Saturday, November 3.
- Noted humanist Alexander Nemerov unfolds the link between Abraham Lincoln, Shakespeare’s Macbeth, and the poetry of Walt Whitman (10:30 – 11:30 am, The Newberry Library, 60 West Walton Street).
- Writer Maureen Orth and former president and board chairman of the Chicago Bears Mike McCaskey share their experiences as Peace Corps volunteers (4 – 5 pm, Francis W. Parker School, 2233 North Clark Street).
- Baritone Nathan Gunn, accompanied by pianist Julie Jordan Gunn, presents a special program highlighting the range of American songs, from Charles Ives to Tom Waits (7:30 pm, Francis W. Parker School, 2233 North Clark Street).
Sunday, November 4.
- Chef and restaurateur Grant Achatz on his culinary and aesthetic vision (10 – 11 am, Francis W. Park School, 2233 North Clark Street).
- Culture Critic Camille Paglia examines sex and beauty in art, literature, and media (2:30 – 3:30 pm, Francis W. Park School, 2233 North Clark Street).
Monday, November 5.
- Collaborators Doug Peck, Rob Lindley, and director Nick Bowling bring Stephen Sondheim’s Assassins to the CHF stage (7:30 pm, Francis W. Parker School, 2233 North Clark Street).
Wednesday, November 7.
- Lively bouts and debates with WRITE CLUB writers/performers along with founder Ian Belknap (7:30 – 9:00 pm, Poetry Foundation, 61 West Superior Street) .
Thursday, November 8.
- Art Institute of Chicago President’s Lecture with British Museum director Neil MacGregor (6 – 7pm, Art Institute of Chicago, 111 South Michigan Avenue).

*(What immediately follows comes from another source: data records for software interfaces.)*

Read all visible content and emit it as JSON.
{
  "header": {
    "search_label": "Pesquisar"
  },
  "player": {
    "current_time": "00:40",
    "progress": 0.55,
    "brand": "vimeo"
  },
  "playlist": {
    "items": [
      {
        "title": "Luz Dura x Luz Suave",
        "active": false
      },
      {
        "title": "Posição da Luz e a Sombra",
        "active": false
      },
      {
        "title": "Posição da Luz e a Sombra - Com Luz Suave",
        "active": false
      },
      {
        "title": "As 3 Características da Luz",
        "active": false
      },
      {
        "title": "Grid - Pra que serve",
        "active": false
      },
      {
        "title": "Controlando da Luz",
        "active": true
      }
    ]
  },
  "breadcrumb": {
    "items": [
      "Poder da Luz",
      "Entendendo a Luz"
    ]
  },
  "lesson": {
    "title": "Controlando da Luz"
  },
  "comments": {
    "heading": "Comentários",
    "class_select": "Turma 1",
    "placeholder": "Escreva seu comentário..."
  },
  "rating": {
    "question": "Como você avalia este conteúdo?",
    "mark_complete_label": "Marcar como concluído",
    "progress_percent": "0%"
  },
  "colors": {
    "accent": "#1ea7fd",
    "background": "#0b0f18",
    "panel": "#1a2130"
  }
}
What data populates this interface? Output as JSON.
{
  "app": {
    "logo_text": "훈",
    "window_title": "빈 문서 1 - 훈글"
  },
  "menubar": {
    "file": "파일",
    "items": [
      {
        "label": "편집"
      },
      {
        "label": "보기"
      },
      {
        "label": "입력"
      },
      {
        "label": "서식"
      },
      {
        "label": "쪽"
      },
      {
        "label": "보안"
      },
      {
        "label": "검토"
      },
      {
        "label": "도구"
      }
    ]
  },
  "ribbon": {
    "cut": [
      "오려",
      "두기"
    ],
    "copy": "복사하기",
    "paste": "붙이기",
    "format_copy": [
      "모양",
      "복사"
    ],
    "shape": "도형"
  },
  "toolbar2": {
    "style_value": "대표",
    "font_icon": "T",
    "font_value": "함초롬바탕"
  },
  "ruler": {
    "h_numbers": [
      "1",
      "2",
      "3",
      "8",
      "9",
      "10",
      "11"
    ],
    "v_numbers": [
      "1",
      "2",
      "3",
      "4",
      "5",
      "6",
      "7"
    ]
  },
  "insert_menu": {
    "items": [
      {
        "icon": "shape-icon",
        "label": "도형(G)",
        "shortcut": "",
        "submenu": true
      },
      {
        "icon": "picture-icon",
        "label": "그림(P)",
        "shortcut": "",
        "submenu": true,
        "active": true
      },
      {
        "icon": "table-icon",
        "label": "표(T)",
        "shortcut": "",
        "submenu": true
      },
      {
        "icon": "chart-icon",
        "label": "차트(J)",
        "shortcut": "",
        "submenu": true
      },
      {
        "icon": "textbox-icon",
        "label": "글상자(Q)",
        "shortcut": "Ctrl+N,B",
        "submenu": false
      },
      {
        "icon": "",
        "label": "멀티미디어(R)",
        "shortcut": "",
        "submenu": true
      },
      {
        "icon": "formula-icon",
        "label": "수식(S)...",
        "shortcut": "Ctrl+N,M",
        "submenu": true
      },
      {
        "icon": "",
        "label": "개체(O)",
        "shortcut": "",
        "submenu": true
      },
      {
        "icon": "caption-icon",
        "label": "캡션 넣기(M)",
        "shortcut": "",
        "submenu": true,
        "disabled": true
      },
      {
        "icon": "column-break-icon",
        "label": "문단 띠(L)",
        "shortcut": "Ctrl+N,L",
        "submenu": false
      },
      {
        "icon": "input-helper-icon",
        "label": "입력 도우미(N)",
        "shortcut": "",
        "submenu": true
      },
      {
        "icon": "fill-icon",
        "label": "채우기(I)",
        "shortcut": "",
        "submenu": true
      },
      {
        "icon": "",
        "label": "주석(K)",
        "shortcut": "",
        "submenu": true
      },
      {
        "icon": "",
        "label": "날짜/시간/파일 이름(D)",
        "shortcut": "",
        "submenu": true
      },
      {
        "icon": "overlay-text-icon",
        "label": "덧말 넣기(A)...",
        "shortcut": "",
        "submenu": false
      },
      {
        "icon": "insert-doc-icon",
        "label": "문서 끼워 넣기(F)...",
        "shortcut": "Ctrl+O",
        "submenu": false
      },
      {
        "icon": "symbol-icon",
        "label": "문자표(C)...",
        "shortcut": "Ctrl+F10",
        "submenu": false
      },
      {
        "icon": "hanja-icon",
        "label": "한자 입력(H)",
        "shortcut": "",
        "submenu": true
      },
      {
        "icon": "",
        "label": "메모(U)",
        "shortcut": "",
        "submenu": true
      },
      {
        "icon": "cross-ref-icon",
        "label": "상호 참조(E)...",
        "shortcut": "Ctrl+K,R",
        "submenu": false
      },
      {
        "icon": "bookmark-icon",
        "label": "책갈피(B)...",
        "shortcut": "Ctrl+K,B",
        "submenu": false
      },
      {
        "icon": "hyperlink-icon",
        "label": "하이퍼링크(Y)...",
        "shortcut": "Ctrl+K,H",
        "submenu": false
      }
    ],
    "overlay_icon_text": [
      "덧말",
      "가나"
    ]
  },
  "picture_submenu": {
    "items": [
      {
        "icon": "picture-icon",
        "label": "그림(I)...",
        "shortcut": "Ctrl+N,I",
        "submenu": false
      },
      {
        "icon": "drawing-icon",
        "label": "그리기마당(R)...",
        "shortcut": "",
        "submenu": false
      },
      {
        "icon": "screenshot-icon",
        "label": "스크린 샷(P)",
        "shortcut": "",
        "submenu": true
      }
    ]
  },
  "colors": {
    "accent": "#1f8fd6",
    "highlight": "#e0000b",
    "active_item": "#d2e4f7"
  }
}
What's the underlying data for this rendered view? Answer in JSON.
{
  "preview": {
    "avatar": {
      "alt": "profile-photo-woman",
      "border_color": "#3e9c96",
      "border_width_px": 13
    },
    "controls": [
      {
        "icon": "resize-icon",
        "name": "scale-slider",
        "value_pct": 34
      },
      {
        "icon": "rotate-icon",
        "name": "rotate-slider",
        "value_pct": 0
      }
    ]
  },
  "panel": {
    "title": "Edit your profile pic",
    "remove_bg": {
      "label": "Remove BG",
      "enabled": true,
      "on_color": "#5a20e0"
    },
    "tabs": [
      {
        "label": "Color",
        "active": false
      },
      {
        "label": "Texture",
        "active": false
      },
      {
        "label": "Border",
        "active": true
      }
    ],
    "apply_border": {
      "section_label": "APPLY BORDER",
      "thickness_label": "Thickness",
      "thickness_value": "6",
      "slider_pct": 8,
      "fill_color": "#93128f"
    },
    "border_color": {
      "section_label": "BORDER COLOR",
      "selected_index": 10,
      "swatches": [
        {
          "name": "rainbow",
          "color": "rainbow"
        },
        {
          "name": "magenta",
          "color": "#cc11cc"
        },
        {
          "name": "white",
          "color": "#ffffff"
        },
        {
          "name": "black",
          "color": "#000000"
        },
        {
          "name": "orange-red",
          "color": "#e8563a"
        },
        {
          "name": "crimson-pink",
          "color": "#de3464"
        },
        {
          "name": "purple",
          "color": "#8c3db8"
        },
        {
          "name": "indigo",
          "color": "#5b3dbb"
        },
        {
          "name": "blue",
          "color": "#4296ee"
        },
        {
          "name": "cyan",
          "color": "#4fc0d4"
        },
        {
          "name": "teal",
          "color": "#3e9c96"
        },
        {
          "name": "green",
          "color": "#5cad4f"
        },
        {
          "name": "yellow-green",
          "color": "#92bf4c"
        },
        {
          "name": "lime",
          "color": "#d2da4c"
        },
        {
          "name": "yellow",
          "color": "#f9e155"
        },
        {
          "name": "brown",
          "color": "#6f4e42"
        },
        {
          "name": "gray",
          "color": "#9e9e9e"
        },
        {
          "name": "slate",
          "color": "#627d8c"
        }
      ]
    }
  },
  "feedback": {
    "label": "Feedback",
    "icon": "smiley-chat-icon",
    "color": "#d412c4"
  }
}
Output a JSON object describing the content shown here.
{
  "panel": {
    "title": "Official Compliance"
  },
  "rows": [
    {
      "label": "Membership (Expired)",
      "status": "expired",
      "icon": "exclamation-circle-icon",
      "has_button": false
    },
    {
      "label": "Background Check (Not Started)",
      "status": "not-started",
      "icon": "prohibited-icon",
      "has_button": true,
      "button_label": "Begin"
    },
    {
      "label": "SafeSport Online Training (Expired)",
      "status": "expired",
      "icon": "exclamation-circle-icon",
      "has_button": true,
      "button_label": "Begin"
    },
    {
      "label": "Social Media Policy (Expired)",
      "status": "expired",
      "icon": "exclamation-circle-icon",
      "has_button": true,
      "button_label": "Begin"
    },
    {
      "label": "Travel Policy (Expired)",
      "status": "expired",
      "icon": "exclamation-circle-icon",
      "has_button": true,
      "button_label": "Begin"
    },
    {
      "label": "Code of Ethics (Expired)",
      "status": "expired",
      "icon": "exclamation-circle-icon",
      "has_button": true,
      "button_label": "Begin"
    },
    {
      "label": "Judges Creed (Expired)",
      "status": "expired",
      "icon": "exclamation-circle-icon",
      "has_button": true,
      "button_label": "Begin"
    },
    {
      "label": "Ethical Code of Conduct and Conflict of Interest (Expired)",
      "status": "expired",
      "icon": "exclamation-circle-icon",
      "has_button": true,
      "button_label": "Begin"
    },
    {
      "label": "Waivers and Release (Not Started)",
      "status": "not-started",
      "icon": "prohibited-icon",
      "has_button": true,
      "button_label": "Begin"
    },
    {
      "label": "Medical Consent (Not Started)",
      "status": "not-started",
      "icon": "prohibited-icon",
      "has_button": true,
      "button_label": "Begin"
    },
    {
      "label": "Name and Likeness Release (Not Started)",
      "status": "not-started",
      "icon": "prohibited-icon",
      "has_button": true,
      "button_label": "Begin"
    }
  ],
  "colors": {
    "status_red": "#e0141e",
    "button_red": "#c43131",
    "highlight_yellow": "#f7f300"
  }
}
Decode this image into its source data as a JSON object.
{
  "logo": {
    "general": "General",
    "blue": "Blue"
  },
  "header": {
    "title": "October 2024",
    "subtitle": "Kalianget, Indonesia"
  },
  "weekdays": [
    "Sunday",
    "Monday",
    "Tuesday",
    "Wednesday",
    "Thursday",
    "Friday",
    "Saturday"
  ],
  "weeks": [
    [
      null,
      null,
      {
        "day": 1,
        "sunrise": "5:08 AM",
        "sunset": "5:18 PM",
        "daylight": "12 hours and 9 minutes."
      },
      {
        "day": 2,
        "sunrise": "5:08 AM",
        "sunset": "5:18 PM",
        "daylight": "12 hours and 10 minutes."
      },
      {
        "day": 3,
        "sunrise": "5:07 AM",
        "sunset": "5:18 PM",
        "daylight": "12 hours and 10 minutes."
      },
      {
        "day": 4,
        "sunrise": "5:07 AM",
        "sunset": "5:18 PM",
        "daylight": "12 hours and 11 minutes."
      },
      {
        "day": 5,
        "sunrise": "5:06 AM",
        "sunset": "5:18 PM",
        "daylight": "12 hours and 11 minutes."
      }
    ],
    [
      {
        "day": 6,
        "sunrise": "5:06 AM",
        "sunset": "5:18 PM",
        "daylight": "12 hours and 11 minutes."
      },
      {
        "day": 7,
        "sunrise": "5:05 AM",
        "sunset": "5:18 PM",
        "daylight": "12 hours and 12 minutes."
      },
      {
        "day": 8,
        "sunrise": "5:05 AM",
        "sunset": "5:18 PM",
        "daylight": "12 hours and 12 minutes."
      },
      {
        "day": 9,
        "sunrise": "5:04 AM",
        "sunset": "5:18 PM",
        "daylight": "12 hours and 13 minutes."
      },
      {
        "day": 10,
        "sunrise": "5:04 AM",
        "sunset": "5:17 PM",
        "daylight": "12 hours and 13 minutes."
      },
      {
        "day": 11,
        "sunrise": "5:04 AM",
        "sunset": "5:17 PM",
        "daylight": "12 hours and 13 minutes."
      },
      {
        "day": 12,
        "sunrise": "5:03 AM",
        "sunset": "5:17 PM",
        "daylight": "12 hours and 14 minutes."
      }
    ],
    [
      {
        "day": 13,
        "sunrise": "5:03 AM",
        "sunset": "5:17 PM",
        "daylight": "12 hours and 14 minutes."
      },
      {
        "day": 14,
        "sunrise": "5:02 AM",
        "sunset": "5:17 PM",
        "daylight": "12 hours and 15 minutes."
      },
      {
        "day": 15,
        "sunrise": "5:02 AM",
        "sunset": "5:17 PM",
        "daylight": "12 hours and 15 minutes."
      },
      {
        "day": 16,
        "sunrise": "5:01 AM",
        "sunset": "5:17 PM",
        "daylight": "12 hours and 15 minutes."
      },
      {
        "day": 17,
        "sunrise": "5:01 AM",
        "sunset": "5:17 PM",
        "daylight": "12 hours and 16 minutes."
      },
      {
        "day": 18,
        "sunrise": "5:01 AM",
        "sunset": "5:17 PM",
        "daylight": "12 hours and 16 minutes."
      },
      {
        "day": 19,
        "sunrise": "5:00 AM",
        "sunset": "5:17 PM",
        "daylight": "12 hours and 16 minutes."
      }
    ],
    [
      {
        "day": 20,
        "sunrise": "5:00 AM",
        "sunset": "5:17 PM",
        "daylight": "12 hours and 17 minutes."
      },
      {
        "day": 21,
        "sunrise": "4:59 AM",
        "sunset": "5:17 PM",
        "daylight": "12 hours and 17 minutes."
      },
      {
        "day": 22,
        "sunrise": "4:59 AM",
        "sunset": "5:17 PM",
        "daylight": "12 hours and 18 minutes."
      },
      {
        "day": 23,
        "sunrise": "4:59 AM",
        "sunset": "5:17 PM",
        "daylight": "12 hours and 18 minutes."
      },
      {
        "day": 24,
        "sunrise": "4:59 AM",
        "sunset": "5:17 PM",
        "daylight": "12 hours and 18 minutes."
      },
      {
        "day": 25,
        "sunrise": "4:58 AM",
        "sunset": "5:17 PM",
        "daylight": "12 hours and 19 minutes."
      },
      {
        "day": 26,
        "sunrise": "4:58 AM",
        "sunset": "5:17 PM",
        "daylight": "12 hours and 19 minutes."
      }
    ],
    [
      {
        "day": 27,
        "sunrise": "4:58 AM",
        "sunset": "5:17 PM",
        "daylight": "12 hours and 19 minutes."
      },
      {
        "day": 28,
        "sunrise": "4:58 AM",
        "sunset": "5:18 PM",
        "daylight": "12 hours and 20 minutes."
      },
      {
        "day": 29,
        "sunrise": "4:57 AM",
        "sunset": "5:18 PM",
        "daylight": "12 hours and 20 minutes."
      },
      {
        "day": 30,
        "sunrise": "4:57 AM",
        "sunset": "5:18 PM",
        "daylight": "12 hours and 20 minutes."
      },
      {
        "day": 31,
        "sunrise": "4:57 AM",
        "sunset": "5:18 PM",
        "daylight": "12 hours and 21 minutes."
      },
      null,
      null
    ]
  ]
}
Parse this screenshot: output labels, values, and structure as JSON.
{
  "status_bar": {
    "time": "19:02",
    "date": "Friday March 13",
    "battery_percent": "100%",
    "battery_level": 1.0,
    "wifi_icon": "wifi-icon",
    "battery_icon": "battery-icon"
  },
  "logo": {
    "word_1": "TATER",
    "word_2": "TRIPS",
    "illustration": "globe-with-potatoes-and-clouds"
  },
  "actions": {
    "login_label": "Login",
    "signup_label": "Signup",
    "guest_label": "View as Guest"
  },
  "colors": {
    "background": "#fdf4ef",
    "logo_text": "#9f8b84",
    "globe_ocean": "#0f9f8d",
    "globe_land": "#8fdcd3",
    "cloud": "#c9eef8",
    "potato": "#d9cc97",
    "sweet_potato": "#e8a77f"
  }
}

Saturday, November 10.
- Russ Feingold discusses Campaign Finance reform with law professors Pamela Karlan and Geoffrey Stone (12 –1 pm, Thorne Auditorium, Northwestern University School of Law, 375 East Chicago Avenue).
- Ernest Green, one of the Little Rock Nine, in conversation with this son Adam Green, professor of history at the University of Chicago (12 – 1 pm, Harold Washing Library Center, 400 South State Street).
- Writer David Brooks on his most recent book The Social Animal (2 – 3 pm, Thorne Auditorium, Northwestern University School of Law, 375 East Chicago Avenue).
- Chicago Human Rhythm Project founder Lane Alexander, along with performing ensembles FootworKINGz and BAM! bring the history of American dance forms to the CHF stage (7:30 pm, Francis W. Parker School, 2233 North Clark Street).
Sunday, November 11.
- Visual artist Liza Lou in conversation with CHF Artistic Director Emeritus Lawrence Weschler (11:30 am – 12:30 pm, Art Institute of Chicago, 111 South Michigan).
- Kim Ng, senior vice president of baseball operations for the Major League Baseball, reflects how quantitative analysis has changed America’s game (11:30 am – 12:30 pm, Thorne Auditorium, Northwestern University School of Law, 375 East Chicago Avenue).
Filed under: Art.